Data for the task ▸
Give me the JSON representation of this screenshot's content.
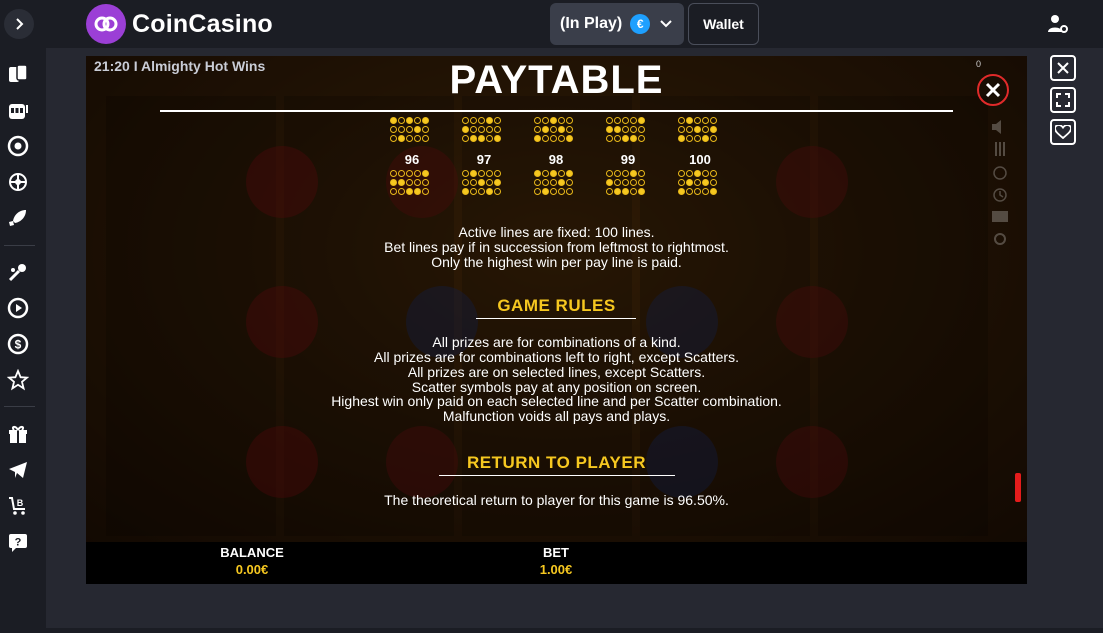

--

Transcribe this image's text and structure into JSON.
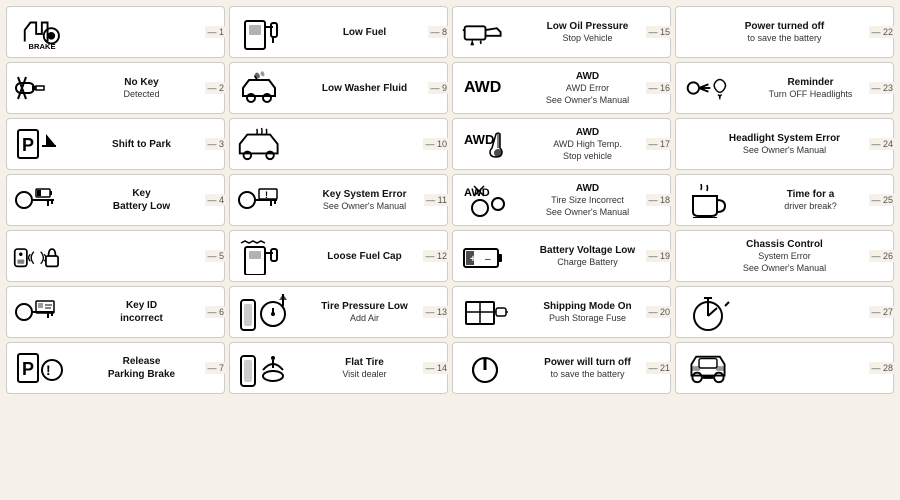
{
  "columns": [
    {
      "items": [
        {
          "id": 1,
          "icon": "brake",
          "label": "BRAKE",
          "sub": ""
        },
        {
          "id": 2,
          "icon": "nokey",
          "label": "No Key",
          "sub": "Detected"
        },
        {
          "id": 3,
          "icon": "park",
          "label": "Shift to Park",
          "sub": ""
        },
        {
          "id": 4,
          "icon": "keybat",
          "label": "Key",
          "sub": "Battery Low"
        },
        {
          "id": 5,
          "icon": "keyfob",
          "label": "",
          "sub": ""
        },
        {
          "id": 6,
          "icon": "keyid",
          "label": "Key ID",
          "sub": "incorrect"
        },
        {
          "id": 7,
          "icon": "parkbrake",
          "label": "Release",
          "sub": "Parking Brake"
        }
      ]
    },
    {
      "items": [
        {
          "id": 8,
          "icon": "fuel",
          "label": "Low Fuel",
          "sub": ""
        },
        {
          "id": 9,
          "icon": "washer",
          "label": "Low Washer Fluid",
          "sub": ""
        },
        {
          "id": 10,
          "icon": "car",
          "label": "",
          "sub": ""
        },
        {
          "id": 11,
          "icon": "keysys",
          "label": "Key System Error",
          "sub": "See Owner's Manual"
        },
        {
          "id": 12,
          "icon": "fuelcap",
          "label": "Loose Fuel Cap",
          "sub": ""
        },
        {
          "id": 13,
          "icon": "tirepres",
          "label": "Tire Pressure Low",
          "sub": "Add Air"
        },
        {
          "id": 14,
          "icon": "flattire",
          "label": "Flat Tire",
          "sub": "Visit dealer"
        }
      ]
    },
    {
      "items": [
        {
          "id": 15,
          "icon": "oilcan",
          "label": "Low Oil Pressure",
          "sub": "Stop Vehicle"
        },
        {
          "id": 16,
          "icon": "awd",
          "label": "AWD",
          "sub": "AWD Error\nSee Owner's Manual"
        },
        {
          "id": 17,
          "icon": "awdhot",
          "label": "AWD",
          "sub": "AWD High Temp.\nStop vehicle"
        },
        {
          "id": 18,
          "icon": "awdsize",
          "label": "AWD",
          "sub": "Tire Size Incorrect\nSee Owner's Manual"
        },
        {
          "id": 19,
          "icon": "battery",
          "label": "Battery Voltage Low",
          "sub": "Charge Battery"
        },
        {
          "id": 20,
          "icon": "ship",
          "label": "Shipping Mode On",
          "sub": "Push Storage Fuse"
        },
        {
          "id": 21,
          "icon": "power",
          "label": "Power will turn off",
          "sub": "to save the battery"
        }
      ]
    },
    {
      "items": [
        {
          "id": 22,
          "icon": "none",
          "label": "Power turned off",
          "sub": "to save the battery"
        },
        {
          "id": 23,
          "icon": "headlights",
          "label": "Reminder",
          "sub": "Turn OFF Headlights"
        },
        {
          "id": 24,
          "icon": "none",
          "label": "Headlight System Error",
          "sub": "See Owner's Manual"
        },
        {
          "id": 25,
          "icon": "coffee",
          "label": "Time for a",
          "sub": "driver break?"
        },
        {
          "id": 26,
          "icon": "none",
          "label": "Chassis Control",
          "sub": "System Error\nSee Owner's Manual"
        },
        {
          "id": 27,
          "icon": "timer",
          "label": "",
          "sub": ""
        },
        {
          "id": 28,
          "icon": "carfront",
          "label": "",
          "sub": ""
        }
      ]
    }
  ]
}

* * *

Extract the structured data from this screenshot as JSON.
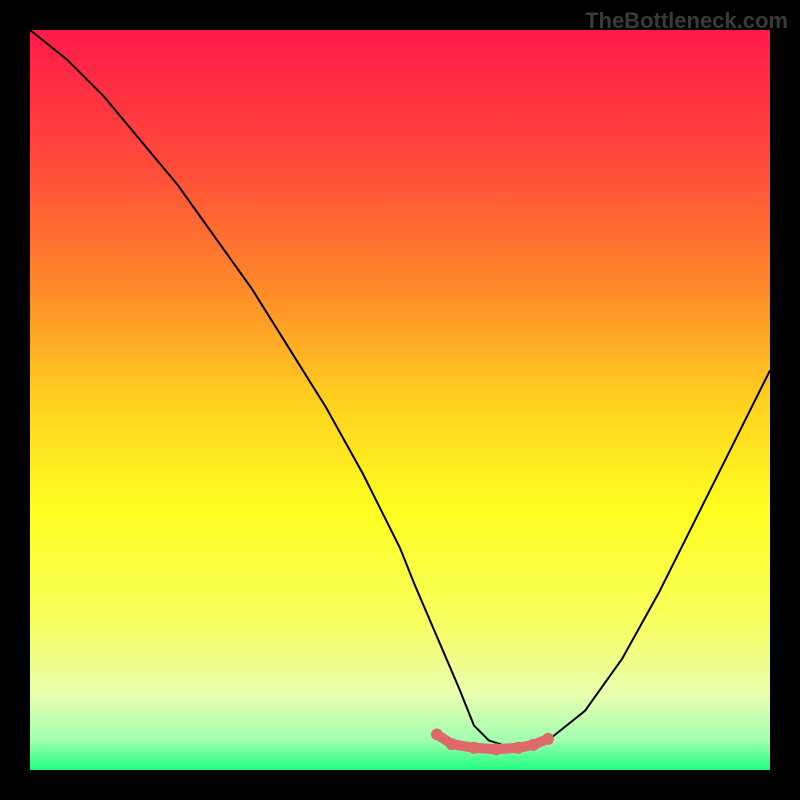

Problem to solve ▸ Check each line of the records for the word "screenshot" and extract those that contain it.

Exercise response ▸
Give me the JSON representation of this screenshot's content.
Extract the structured data from this screenshot as JSON.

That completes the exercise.